Work request ▸ Your reply should be made up of every line in the records below that holds the string "support".

Information provided ▸
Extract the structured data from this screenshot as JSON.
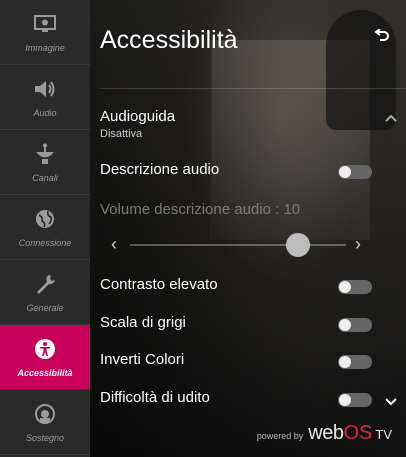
{
  "sidebar": {
    "items": [
      {
        "label": "Immagine",
        "icon": "picture-icon",
        "active": false
      },
      {
        "label": "Audio",
        "icon": "speaker-icon",
        "active": false
      },
      {
        "label": "Canali",
        "icon": "satellite-dish-icon",
        "active": false
      },
      {
        "label": "Connessione",
        "icon": "globe-icon",
        "active": false
      },
      {
        "label": "Generale",
        "icon": "wrench-icon",
        "active": false
      },
      {
        "label": "Accessibilità",
        "icon": "accessibility-icon",
        "active": true
      },
      {
        "label": "Sostegno",
        "icon": "support-icon",
        "active": false
      }
    ],
    "active_color": "#c8005a"
  },
  "header": {
    "title": "Accessibilità",
    "back_icon": "back-arrow-icon"
  },
  "settings": {
    "audioguida": {
      "label": "Audioguida",
      "value": "Disattiva"
    },
    "descrizione_audio": {
      "label": "Descrizione audio",
      "enabled": false
    },
    "volume": {
      "label": "Volume descrizione audio : 10",
      "value": 10
    },
    "contrasto": {
      "label": "Contrasto elevato",
      "enabled": false
    },
    "scala_grigi": {
      "label": "Scala di grigi",
      "enabled": false
    },
    "inverti_colori": {
      "label": "Inverti Colori",
      "enabled": false
    },
    "difficolta_udito": {
      "label": "Difficoltà di udito",
      "enabled": false
    }
  },
  "brand": {
    "powered_by": "powered by",
    "name_web": "web",
    "name_os": "OS",
    "name_tv": "TV",
    "os_color": "#e0224b"
  }
}
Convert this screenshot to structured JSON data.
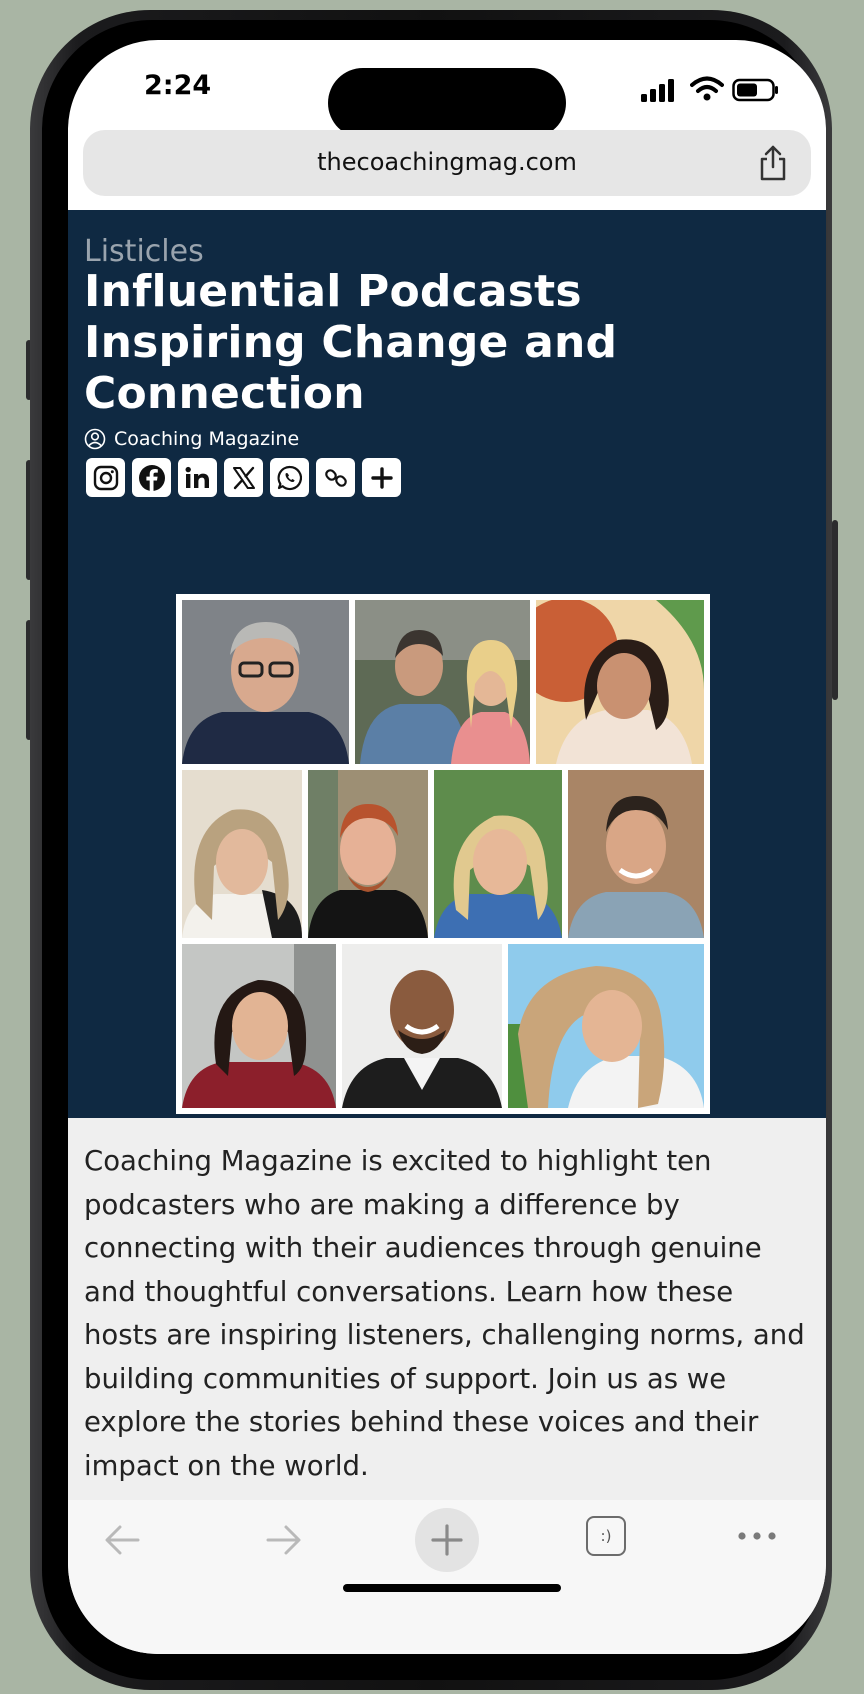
{
  "status_bar": {
    "time": "2:24"
  },
  "browser": {
    "url": "thecoachingmag.com"
  },
  "article": {
    "category": "Listicles",
    "title": "Influential Podcasts Inspiring Change and Connection",
    "author": "Coaching Magazine",
    "intro": "Coaching Magazine is excited to highlight ten podcasters who are making a difference by connecting with their audiences through genuine and thoughtful conversations. Learn how these hosts are inspiring listeners, challenging norms, and building communities of support. Join us as we explore the stories behind these voices and their impact on the world."
  },
  "share_icons": [
    "instagram-icon",
    "facebook-icon",
    "linkedin-icon",
    "x-icon",
    "whatsapp-icon",
    "copy-link-icon",
    "more-plus-icon"
  ],
  "collage": {
    "tile_count": 10
  },
  "toolbar": {
    "tabs_label": ":)"
  },
  "colors": {
    "hero_background": "#0f2942",
    "background": "#a9b5a4"
  }
}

Exercise answer ▸
        "icon": "support-icon",
    "intro": "Coaching Magazine is excited to highlight ten podcasters who are making a difference by connecting with their audiences through genuine and thoughtful conversations. Learn how these hosts are inspiring listeners, challenging norms, and building communities of support. Join us as we explore the stories behind these voices and their impact on the world."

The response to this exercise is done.